Invite to the current installment of Chord by Chord, a series developed to construct your understanding of harmony and the fretboard. Last week we took a look at various A small shapes, and today we’ll follow up with E minor.

The Work
You have actually discovered that a small triad has 3 notes– the root, the minor third, and the 5th. The notes in an E minor triad are E (root), G (small third), and B (5th), as depicted in Example 1.

On guitar, an E minor chord is most typically played utilizing the open position shape displayed in Example 2, which consists of three Es, two Bs, and one G. This chord shape maximizes the guitar’s open strings (in standard tuning). Try playing the chord with your second and ring fingers on strings 5 and 4, as revealed in notation, or your first and 2nd fingers, as I do in the video. Example 3 reveals a leaner and less typical E minor shape, in which only the note E is doubled.

An E minor barre chord can be discovered in seventh position (Example 4a). Feel totally free to add the low open E string to this shape, for a fatter noise. Or, take things in the opposite direction and play just the leading three notes, as shown in Example 4b.

While on electrical guitar it would be easy enough to play a complete E small barre chord at the 12th fret, unless your acoustic has a cutaway, this will be challenging or impossible. However, you can play simply the leading 3 notes of an E minor chord with strings 1– 3 at the 12th fret. The most affordable note in this shape is G, however if you’re fingerpicking, you can include the low open E string so that the root is the bottom note.
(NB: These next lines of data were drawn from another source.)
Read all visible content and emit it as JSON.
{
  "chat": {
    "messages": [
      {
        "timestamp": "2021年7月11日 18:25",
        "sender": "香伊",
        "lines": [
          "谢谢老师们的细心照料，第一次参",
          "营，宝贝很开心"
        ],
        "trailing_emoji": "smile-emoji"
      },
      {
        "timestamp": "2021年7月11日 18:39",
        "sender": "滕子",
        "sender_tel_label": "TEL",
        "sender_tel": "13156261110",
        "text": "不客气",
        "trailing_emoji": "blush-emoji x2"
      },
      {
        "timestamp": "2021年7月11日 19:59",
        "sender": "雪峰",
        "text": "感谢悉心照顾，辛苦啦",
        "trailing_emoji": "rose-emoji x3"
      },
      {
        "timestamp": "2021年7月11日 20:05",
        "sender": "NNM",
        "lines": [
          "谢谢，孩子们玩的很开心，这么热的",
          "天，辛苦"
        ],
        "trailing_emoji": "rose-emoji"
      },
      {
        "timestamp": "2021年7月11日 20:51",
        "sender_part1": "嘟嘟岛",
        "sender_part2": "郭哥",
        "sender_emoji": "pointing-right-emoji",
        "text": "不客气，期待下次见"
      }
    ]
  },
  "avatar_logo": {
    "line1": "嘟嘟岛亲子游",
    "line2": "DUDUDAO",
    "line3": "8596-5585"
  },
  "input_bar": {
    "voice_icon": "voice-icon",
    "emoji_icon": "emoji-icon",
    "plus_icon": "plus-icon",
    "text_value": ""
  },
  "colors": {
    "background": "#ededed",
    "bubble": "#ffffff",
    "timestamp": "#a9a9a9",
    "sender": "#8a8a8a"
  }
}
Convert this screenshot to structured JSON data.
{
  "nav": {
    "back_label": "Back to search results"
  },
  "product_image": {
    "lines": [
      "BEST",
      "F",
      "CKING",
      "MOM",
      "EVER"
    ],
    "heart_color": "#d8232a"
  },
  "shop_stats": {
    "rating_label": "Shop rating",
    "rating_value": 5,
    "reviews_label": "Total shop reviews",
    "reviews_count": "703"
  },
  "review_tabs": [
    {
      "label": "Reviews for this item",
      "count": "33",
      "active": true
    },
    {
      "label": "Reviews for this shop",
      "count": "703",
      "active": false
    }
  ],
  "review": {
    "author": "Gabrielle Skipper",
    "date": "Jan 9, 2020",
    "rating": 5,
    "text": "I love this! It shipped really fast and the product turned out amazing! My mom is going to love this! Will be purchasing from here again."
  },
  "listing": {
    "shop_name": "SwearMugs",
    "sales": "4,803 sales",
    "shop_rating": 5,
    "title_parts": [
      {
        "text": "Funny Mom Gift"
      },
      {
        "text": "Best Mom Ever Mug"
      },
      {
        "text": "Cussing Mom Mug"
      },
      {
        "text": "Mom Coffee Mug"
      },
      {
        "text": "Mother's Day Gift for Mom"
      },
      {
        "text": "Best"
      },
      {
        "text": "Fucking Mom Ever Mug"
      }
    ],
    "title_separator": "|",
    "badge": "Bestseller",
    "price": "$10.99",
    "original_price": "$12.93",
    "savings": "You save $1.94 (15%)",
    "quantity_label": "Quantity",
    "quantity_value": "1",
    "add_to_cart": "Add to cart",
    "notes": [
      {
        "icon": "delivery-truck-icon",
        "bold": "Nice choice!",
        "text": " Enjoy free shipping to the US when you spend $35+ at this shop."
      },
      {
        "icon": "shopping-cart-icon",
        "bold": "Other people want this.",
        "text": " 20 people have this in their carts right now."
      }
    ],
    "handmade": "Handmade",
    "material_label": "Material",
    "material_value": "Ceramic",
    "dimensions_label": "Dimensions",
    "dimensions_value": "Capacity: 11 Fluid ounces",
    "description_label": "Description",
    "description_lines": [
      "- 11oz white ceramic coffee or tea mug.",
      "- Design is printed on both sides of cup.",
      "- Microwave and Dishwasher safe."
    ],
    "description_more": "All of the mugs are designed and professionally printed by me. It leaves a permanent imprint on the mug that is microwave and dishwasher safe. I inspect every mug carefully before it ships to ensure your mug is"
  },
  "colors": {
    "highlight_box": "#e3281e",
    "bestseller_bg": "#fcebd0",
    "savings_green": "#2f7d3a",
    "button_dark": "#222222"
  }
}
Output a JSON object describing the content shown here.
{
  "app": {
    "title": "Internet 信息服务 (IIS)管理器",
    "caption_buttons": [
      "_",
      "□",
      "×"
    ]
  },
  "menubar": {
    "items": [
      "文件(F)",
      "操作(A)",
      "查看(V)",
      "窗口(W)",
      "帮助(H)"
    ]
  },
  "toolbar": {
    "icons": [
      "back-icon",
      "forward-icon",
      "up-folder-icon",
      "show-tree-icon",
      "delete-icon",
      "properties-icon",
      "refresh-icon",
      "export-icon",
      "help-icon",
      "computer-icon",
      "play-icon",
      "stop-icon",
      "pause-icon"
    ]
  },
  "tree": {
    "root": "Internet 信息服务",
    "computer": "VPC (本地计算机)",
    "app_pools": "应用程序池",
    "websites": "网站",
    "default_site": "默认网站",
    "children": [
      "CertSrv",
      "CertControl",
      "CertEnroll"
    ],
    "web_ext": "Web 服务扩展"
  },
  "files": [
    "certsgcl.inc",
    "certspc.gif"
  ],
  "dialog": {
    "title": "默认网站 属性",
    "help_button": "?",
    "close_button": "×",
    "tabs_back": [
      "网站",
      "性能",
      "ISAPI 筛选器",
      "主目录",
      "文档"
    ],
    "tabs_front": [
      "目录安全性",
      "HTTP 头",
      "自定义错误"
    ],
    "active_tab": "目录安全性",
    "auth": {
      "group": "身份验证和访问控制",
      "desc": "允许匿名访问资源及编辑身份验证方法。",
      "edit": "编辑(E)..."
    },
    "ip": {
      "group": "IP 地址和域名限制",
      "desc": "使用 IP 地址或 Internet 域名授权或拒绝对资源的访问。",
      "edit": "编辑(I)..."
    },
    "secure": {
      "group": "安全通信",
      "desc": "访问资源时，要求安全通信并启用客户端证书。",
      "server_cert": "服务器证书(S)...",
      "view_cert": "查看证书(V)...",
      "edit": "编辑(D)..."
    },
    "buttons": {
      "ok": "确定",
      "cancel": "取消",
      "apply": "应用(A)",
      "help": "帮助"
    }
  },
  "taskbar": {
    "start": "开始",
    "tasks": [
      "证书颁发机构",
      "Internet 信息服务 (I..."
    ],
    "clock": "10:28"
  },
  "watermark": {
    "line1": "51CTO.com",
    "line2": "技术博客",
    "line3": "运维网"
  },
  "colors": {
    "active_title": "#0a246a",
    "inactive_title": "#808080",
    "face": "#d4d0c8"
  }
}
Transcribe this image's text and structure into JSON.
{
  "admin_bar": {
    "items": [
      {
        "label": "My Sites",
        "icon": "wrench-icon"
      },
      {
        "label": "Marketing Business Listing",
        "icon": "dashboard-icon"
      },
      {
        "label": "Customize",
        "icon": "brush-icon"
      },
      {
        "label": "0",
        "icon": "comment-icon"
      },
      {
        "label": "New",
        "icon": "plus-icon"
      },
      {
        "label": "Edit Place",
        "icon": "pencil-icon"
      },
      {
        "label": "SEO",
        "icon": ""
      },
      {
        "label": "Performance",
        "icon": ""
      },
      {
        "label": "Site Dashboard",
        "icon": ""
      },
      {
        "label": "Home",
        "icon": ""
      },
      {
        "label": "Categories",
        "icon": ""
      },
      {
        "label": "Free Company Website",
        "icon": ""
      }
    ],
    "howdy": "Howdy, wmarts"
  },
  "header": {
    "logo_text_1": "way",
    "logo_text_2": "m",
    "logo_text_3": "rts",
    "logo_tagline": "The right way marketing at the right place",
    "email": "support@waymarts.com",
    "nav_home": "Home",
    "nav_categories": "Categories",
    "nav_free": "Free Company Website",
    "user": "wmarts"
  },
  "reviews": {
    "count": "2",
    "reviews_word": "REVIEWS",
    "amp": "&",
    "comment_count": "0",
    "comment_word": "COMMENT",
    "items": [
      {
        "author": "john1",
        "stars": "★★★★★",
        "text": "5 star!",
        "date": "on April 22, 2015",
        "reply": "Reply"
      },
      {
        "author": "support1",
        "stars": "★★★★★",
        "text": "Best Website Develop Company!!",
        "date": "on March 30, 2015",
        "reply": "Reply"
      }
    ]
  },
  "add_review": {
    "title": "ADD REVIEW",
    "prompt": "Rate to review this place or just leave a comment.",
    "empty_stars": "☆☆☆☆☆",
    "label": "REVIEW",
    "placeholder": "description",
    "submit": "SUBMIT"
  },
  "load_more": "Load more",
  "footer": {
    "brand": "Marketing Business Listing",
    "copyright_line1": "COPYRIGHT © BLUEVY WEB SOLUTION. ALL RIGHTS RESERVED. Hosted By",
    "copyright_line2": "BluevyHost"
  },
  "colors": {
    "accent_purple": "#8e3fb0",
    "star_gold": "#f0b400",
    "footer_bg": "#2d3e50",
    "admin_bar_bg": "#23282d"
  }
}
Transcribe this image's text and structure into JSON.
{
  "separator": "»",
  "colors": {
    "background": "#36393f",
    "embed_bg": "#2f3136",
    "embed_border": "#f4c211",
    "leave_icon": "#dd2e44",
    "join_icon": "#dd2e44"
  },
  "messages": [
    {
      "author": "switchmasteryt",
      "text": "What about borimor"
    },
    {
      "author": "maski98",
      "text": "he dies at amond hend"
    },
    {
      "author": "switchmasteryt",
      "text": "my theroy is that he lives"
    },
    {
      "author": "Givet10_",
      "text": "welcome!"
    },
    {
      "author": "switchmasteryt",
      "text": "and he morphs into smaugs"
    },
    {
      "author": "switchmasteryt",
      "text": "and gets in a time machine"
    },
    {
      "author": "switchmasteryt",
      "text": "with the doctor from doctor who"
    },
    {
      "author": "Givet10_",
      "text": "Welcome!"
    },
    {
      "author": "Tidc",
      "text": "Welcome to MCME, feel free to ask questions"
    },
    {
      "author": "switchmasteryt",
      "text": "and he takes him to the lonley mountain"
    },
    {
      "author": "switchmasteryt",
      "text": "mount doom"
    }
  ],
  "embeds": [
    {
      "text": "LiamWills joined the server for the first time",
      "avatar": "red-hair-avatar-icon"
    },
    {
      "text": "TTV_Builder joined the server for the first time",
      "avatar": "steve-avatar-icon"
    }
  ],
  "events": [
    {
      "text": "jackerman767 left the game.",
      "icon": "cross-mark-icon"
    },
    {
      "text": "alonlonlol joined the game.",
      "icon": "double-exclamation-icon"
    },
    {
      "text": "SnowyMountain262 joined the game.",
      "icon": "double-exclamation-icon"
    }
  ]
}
The Outcome
If you have actually been keeping up with these videos you must understand how to play C, G, and D chords; how to switch between C and G and G and D; and numerous A minor and now E minor shapes. A couple of songs that make great usage of that E minor chord include “Ashes to Ashes” by Steve Earle and “20/20” by Alanis Morissette. Next time I’ll teach you a 3rd small chord, Dm.